Today is World Communion Sunday. It’s a day when we affirm our fundamental connection with not only all Christians all over the world, but also with all of God’s children. This day is the perfect time for us to come to the table as a sign of unity with all human beings, to confront all the prejudice and hatred in our world and say “no more”.

The first thing we have to do is repent. Our Communion liturgy includes a prayer of repentance asking God to forgive all the things we have done, and the things we have left undone. Maybe we as individuals haven’t actively participated in the hatred against our neighbors, but how many of us have actively spoken against it? If we hear our friends engaging in bigoted speech, do we speak up and say, “please don’t do that. That’s hateful. That’s wrong.”? I know that far too often I just stay silent because I don’t want to get into an argument, and unfortunately my silence implies my consent with what’s going on.

So not being part of the problem is a good start, but our repentance and our resolve to do better have to go farther than that. We can begin with speaking up when we hear people being put down just because they’re different. If we’re ready to go one step further, we can take a step outside of our comfort zone and go intentionally get to know these others that we know so little about. We don’t have to go far to do this. They’re right here in our own community.

I’ve been thinking about this for the last couple weeks, and I decided to put my money where my mouth is. On the day before the anniversary of 9/11, I went to the Islamic Center of Clarksville for Friday prayers, which is the main weekly worship service for Muslims. I’ll be honest, I was super uncomfortable. I’m an introvert, so going somewhere were I don’t know anybody, where I’m the only white guy and where I’m completely unfamiliar with what is going on is not my idea of a good time.

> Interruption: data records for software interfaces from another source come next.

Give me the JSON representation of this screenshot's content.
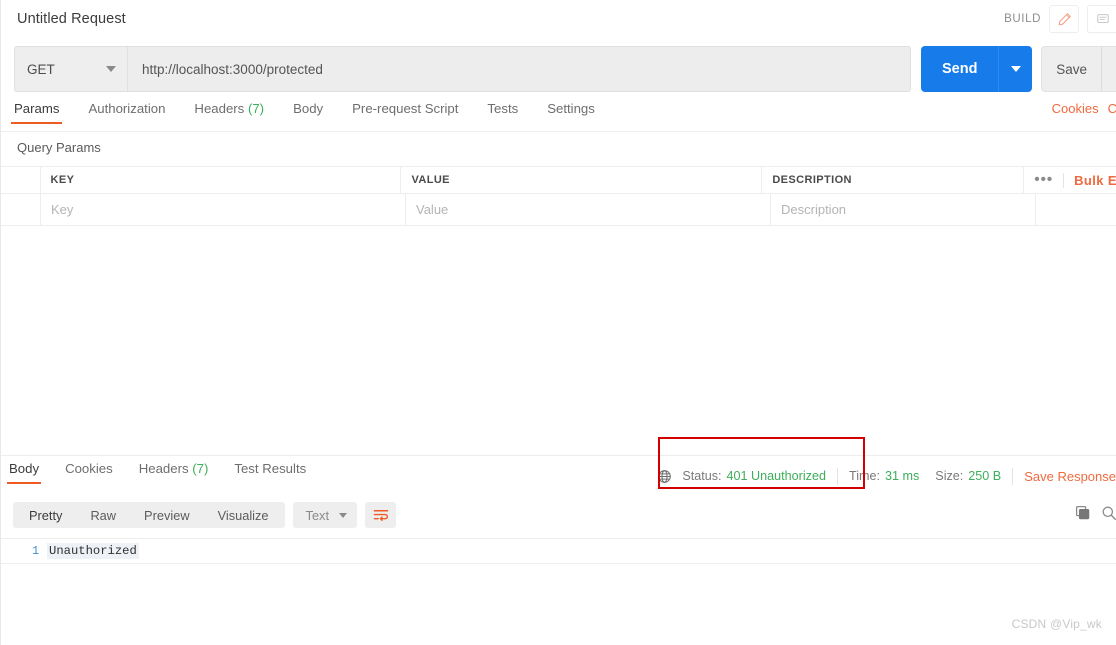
{
  "header": {
    "request_title": "Untitled Request",
    "build_label": "BUILD",
    "edit_icon": "pencil-icon",
    "comment_icon": "comment-icon"
  },
  "url_bar": {
    "method": "GET",
    "url": "http://localhost:3000/protected",
    "send_label": "Send",
    "save_label": "Save"
  },
  "request_tabs": {
    "items": [
      {
        "label": "Params",
        "count": "",
        "active": true
      },
      {
        "label": "Authorization",
        "count": "",
        "active": false
      },
      {
        "label": "Headers",
        "count": "(7)",
        "active": false
      },
      {
        "label": "Body",
        "count": "",
        "active": false
      },
      {
        "label": "Pre-request Script",
        "count": "",
        "active": false
      },
      {
        "label": "Tests",
        "count": "",
        "active": false
      },
      {
        "label": "Settings",
        "count": "",
        "active": false
      }
    ],
    "cookies_link": "Cookies",
    "code_link": "C"
  },
  "query_params": {
    "section_label": "Query Params",
    "columns": [
      "KEY",
      "VALUE",
      "DESCRIPTION"
    ],
    "rows": [
      {
        "key": "Key",
        "value": "Value",
        "description": "Description"
      }
    ],
    "more_icon": "ellipsis-icon",
    "bulk_edit_label": "Bulk E"
  },
  "response": {
    "tabs": [
      {
        "label": "Body",
        "count": "",
        "active": true
      },
      {
        "label": "Cookies",
        "count": "",
        "active": false
      },
      {
        "label": "Headers",
        "count": "(7)",
        "active": false
      },
      {
        "label": "Test Results",
        "count": "",
        "active": false
      }
    ],
    "globe_icon": "globe-icon",
    "status_label": "Status:",
    "status_value": "401 Unauthorized",
    "time_label": "Time:",
    "time_value": "31 ms",
    "size_label": "Size:",
    "size_value": "250 B",
    "save_response_label": "Save Response",
    "status_color": "#3dae5a",
    "highlight_box_color": "#d40000"
  },
  "viewer": {
    "view_modes": [
      {
        "label": "Pretty",
        "active": true
      },
      {
        "label": "Raw",
        "active": false
      },
      {
        "label": "Preview",
        "active": false
      },
      {
        "label": "Visualize",
        "active": false
      }
    ],
    "content_type": "Text",
    "wrap_icon": "wrap-lines-icon",
    "copy_icon": "copy-icon",
    "search_icon": "search-icon"
  },
  "body_content": {
    "lines": [
      {
        "number": "1",
        "text": "Unauthorized"
      }
    ]
  },
  "watermark": {
    "text": "CSDN @Vip_wk"
  },
  "theme": {
    "accent_orange": "#ef5b25",
    "send_blue": "#177bea",
    "success_green": "#3dae5a",
    "link_orange": "#f06a3f"
  }
}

But I went anyway, and it turned out that the Islamic community in Clarksville could not be more welcoming. They were happy to welcome a Christian to pray with them. They showed me what to do and they didn’t laugh or give me strange looks when it was obvious that I was totally clueless. Even though we pray to the same God, their way of worshiping and praying in different physical positions is unfamiliar to most American Christians. It turns out that this group where I thought I didn’t know anyone isn’t so scary after all. One guy there named Mohammed works at the Kroger down the street. I met lots of others who shared my concerns about all the hateful rhetoric out there and didn’t want more violence between our people.

Going to pray with the local Islamic community for one hour on a Friday didn’t solve all of the issues between our two faiths, but it was one small way to begin building bridges between us. Now when I see Mohammed at Kroger I stop and take a few minutes to talk about how our families are doing, and that brief conversation makes my day a little brighter. I’d like to think that we are beginning to emulate St. Francis of Assisi’s famous prayer “let there be peace on earth, and let it begin with me.”

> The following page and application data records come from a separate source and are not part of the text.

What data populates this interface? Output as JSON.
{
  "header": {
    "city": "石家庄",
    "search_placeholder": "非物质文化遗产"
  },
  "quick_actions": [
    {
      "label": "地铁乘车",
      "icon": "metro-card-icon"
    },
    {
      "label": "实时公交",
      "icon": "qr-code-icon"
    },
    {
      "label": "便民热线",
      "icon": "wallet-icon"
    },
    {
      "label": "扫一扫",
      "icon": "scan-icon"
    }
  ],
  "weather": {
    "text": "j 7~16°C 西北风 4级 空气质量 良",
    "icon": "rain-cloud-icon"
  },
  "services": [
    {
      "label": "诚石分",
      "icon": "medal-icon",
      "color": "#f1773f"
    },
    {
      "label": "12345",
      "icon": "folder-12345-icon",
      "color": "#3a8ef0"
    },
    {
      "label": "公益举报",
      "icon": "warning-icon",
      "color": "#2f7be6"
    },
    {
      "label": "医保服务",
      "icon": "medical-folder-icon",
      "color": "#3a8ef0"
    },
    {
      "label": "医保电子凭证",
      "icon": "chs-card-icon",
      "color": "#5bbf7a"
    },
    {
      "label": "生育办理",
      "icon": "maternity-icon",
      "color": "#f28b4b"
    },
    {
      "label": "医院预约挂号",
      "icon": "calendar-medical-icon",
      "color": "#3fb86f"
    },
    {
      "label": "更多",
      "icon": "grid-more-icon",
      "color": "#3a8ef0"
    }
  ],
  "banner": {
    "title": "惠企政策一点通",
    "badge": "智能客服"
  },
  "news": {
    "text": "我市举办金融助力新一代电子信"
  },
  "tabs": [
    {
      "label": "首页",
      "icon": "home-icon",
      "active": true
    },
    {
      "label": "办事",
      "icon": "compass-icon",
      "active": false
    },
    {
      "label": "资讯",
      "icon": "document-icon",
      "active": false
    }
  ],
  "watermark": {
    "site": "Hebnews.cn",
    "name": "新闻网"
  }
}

If we can step outside our comfortable circles where we only hang out with others who are like us, we will begin to see that what unites us is so much greater than what divides us. As we come together to the table of fellowship today, let us remember that in doing so we are united with all of our brothers and sisters in this great human family God has created, whether we like it or not. Come to the table with those who are like us, and with those who are “other”, because in doing so we will truly begin to see the face of God.

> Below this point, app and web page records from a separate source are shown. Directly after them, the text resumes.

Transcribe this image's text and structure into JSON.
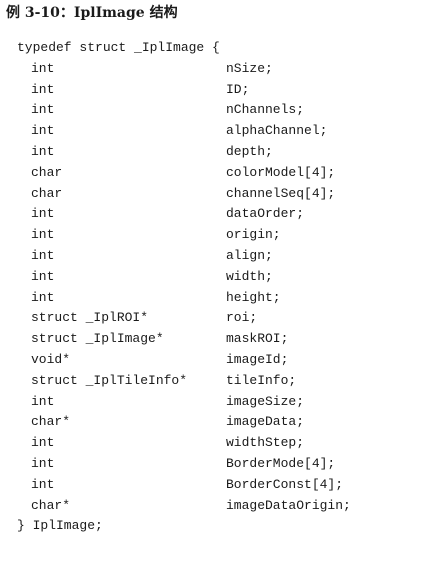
{
  "caption": "例 3-10：IplImage 结构",
  "code": {
    "header": "typedef struct _IplImage {",
    "members": [
      {
        "type": "int",
        "name": "nSize;"
      },
      {
        "type": "int",
        "name": "ID;"
      },
      {
        "type": "int",
        "name": "nChannels;"
      },
      {
        "type": "int",
        "name": "alphaChannel;"
      },
      {
        "type": "int",
        "name": "depth;"
      },
      {
        "type": "char",
        "name": "colorModel[4];"
      },
      {
        "type": "char",
        "name": "channelSeq[4];"
      },
      {
        "type": "int",
        "name": "dataOrder;"
      },
      {
        "type": "int",
        "name": "origin;"
      },
      {
        "type": "int",
        "name": "align;"
      },
      {
        "type": "int",
        "name": "width;"
      },
      {
        "type": "int",
        "name": "height;"
      },
      {
        "type": "struct _IplROI*",
        "name": "roi;"
      },
      {
        "type": "struct _IplImage*",
        "name": "maskROI;"
      },
      {
        "type": "void*",
        "name": "imageId;"
      },
      {
        "type": "struct _IplTileInfo*",
        "name": "tileInfo;"
      },
      {
        "type": "int",
        "name": "imageSize;"
      },
      {
        "type": "char*",
        "name": "imageData;"
      },
      {
        "type": "int",
        "name": "widthStep;"
      },
      {
        "type": "int",
        "name": "BorderMode[4];"
      },
      {
        "type": "int",
        "name": "BorderConst[4];"
      },
      {
        "type": "char*",
        "name": "imageDataOrigin;"
      }
    ],
    "footer": "} IplImage;"
  }
}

In the name of God the Father, God the Son, and God the Holy Spirit, Amen.

1 comment:

Brad Smith said...

Brovo Matt. I think that we would be a lot better off if we each took the time to experience the life, customs and worship experiences of different cultures and peoples. Anytime you willingly take part in the life of someone you don't understand you learn exponentially more about them. It's kind of like the "Take Our Jobs" campaign. If people experienced the work of the illegal immigrants then they would be much more sympathetic toward our fellow man.